  7. Don Anderson, really? Blocking strollers? Take a walk down Main Street and see the tables out in front of stores. Or, better yet, in Nelsonville by the antique store and its signs. They all have something in the sidewalk. Mike Bowman hit the nail on the head on this one also, heaven forbid, Tim works for the PCNR and this is a place of worship. I can only imagine the pain the people against the church are going through reading this. Tim Greco, please keep the songs going so us on Pine Street can hear them. God bless America and stand up for religious freedom!

  8. I gave it a closer listen and the volume of the hourly gong has definitely been increased. I agree with Mr. Bowman that this may have been blown up a lot here but that gong volume has been increased, which seems like a jerk move. I love the chimes and the hourly gong but did he have to increase the volume? And to your point, Mr. Bowman, I think the PCNR and the letters to the editor that followed it made this out to be a freedom of religion story, which was ridiculous. This was a woman complaining about noise. Whether she’s right or wrong is up for debate, but the PCNR, for which Rev. Greco works, made it into something much larger.
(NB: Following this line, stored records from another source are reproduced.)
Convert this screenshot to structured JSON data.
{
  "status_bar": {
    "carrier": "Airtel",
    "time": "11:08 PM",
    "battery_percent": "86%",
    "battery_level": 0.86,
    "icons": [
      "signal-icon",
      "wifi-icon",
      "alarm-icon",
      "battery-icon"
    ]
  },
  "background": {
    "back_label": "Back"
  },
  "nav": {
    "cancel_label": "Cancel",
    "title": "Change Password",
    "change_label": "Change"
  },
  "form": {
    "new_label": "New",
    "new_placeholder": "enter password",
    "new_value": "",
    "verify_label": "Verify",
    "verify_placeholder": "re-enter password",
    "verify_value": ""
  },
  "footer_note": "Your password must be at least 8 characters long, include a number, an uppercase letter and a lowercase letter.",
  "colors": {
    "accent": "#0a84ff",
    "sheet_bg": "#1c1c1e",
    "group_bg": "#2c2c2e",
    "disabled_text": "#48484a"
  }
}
  9. To the larger point: Church on the Hill is alive and thriving now. Hence, it should not be a surprise that some don’t like it that way. A church full of vitality is the result of the Gospel in action. I salute Pastor Tim and all of those in Philipstown, regardless of their denomination or background, who genuinely believe on spiritual renewal as the vehicle to heal and transform broken lives and communities. Complaints on chimes and signs miss the point.